▶ [Directions for this task]: Start at the top of the records below and copy them exactly to the end.

### Supplied information ###

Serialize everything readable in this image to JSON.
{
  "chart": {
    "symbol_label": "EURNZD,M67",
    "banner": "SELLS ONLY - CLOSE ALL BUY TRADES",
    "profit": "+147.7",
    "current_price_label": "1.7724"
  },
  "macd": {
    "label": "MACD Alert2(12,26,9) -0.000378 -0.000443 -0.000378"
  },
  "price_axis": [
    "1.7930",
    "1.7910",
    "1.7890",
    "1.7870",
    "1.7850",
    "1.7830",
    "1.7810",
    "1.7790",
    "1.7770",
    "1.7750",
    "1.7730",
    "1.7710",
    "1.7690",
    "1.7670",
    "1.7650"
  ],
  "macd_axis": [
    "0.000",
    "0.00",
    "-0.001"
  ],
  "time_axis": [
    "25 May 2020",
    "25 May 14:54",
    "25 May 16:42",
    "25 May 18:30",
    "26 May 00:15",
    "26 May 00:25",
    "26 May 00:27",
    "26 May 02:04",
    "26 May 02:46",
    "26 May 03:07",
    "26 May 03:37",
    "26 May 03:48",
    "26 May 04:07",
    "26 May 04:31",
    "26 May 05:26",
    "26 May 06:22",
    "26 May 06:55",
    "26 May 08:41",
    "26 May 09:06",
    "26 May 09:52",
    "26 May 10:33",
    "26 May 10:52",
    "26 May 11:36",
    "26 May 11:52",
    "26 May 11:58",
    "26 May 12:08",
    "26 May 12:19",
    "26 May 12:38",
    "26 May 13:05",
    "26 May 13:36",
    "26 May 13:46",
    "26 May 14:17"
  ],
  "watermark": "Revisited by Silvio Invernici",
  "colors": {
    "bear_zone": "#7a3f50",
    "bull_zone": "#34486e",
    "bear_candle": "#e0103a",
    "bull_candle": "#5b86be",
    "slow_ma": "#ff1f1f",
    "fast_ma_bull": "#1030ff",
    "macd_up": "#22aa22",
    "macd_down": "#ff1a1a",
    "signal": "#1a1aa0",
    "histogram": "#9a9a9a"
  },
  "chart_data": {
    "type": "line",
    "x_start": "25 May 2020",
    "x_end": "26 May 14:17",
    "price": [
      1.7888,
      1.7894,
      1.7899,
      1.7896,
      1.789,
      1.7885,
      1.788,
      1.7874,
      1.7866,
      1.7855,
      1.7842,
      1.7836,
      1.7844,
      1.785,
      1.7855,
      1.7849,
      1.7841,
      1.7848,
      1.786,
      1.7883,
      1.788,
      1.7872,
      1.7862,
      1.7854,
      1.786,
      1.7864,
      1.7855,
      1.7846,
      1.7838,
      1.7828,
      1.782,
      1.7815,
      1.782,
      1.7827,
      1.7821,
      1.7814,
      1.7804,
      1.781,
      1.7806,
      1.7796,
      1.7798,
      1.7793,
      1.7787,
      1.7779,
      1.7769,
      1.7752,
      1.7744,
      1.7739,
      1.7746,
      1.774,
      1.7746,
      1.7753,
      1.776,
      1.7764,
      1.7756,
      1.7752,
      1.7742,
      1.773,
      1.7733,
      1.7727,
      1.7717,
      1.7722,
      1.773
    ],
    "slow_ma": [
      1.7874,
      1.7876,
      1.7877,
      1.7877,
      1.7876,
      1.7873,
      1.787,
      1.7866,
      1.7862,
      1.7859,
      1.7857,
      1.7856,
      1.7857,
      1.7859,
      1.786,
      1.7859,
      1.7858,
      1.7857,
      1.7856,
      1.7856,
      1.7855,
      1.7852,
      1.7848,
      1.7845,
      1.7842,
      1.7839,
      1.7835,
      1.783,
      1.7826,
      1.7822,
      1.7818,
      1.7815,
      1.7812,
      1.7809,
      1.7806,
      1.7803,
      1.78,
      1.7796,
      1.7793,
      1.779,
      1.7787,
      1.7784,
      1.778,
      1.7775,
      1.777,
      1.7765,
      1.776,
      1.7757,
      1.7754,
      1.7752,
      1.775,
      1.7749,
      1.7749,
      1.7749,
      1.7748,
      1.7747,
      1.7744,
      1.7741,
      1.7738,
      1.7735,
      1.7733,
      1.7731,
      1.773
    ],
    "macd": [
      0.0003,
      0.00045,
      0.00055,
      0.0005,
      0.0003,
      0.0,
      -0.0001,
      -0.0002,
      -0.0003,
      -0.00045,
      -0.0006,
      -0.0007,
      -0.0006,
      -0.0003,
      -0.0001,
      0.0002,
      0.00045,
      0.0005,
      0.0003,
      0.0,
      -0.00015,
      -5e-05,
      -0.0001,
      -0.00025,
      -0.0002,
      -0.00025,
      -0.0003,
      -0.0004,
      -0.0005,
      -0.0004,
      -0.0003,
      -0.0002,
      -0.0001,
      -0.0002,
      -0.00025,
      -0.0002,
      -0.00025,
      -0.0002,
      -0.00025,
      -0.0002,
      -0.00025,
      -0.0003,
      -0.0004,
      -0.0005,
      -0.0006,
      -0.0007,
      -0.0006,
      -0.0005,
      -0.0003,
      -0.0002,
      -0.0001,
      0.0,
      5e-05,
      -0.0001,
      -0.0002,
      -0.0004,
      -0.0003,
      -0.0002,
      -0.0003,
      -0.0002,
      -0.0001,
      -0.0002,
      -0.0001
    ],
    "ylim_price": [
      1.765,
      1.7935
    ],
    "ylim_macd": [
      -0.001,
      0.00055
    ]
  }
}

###

▶ [Problem solution]:
Serialize everything readable in this image to JSON.
{
  "chart": {
    "symbol_label": "EURNZD,M67",
    "banner": "SELLS ONLY - CLOSE ALL BUY TRADES",
    "profit": "+147.7",
    "current_price_label": "1.7724"
  },
  "macd": {
    "label": "MACD Alert2(12,26,9) -0.000378 -0.000443 -0.000378"
  },
  "price_axis": [
    "1.7930",
    "1.7910",
    "1.7890",
    "1.7870",
    "1.7850",
    "1.7830",
    "1.7810",
    "1.7790",
    "1.7770",
    "1.7750",
    "1.7730",
    "1.7710",
    "1.7690",
    "1.7670",
    "1.7650"
  ],
  "macd_axis": [
    "0.000",
    "0.00",
    "-0.001"
  ],
  "time_axis": [
    "25 May 2020",
    "25 May 14:54",
    "25 May 16:42",
    "25 May 18:30",
    "26 May 00:15",
    "26 May 00:25",
    "26 May 00:27",
    "26 May 02:04",
    "26 May 02:46",
    "26 May 03:07",
    "26 May 03:37",
    "26 May 03:48",
    "26 May 04:07",
    "26 May 04:31",
    "26 May 05:26",
    "26 May 06:22",
    "26 May 06:55",
    "26 May 08:41",
    "26 May 09:06",
    "26 May 09:52",
    "26 May 10:33",
    "26 May 10:52",
    "26 May 11:36",
    "26 May 11:52",
    "26 May 11:58",
    "26 May 12:08",
    "26 May 12:19",
    "26 May 12:38",
    "26 May 13:05",
    "26 May 13:36",
    "26 May 13:46",
    "26 May 14:17"
  ],
  "watermark": "Revisited by Silvio Invernici",
  "colors": {
    "bear_zone": "#7a3f50",
    "bull_zone": "#34486e",
    "bear_candle": "#e0103a",
    "bull_candle": "#5b86be",
    "slow_ma": "#ff1f1f",
    "fast_ma_bull": "#1030ff",
    "macd_up": "#22aa22",
    "macd_down": "#ff1a1a",
    "signal": "#1a1aa0",
    "histogram": "#9a9a9a"
  },
  "chart_data": {
    "type": "line",
    "x_start": "25 May 2020",
    "x_end": "26 May 14:17",
    "price": [
      1.7888,
      1.7894,
      1.7899,
      1.7896,
      1.789,
      1.7885,
      1.788,
      1.7874,
      1.7866,
      1.7855,
      1.7842,
      1.7836,
      1.7844,
      1.785,
      1.7855,
      1.7849,
      1.7841,
      1.7848,
      1.786,
      1.7883,
      1.788,
      1.7872,
      1.7862,
      1.7854,
      1.786,
      1.7864,
      1.7855,
      1.7846,
      1.7838,
      1.7828,
      1.782,
      1.7815,
      1.782,
      1.7827,
      1.7821,
      1.7814,
      1.7804,
      1.781,
      1.7806,
      1.7796,
      1.7798,
      1.7793,
      1.7787,
      1.7779,
      1.7769,
      1.7752,
      1.7744,
      1.7739,
      1.7746,
      1.774,
      1.7746,
      1.7753,
      1.776,
      1.7764,
      1.7756,
      1.7752,
      1.7742,
      1.773,
      1.7733,
      1.7727,
      1.7717,
      1.7722,
      1.773
    ],
    "slow_ma": [
      1.7874,
      1.7876,
      1.7877,
      1.7877,
      1.7876,
      1.7873,
      1.787,
      1.7866,
      1.7862,
      1.7859,
      1.7857,
      1.7856,
      1.7857,
      1.7859,
      1.786,
      1.7859,
      1.7858,
      1.7857,
      1.7856,
      1.7856,
      1.7855,
      1.7852,
      1.7848,
      1.7845,
      1.7842,
      1.7839,
      1.7835,
      1.783,
      1.7826,
      1.7822,
      1.7818,
      1.7815,
      1.7812,
      1.7809,
      1.7806,
      1.7803,
      1.78,
      1.7796,
      1.7793,
      1.779,
      1.7787,
      1.7784,
      1.778,
      1.7775,
      1.777,
      1.7765,
      1.776,
      1.7757,
      1.7754,
      1.7752,
      1.775,
      1.7749,
      1.7749,
      1.7749,
      1.7748,
      1.7747,
      1.7744,
      1.7741,
      1.7738,
      1.7735,
      1.7733,
      1.7731,
      1.773
    ],
    "macd": [
      0.0003,
      0.00045,
      0.00055,
      0.0005,
      0.0003,
      0.0,
      -0.0001,
      -0.0002,
      -0.0003,
      -0.00045,
      -0.0006,
      -0.0007,
      -0.0006,
      -0.0003,
      -0.0001,
      0.0002,
      0.00045,
      0.0005,
      0.0003,
      0.0,
      -0.00015,
      -5e-05,
      -0.0001,
      -0.00025,
      -0.0002,
      -0.00025,
      -0.0003,
      -0.0004,
      -0.0005,
      -0.0004,
      -0.0003,
      -0.0002,
      -0.0001,
      -0.0002,
      -0.00025,
      -0.0002,
      -0.00025,
      -0.0002,
      -0.00025,
      -0.0002,
      -0.00025,
      -0.0003,
      -0.0004,
      -0.0005,
      -0.0006,
      -0.0007,
      -0.0006,
      -0.0005,
      -0.0003,
      -0.0002,
      -0.0001,
      0.0,
      5e-05,
      -0.0001,
      -0.0002,
      -0.0004,
      -0.0003,
      -0.0002,
      -0.0003,
      -0.0002,
      -0.0001,
      -0.0002,
      -0.0001
    ],
    "ylim_price": [
      1.765,
      1.7935
    ],
    "ylim_macd": [
      -0.001,
      0.00055
    ]
  }
}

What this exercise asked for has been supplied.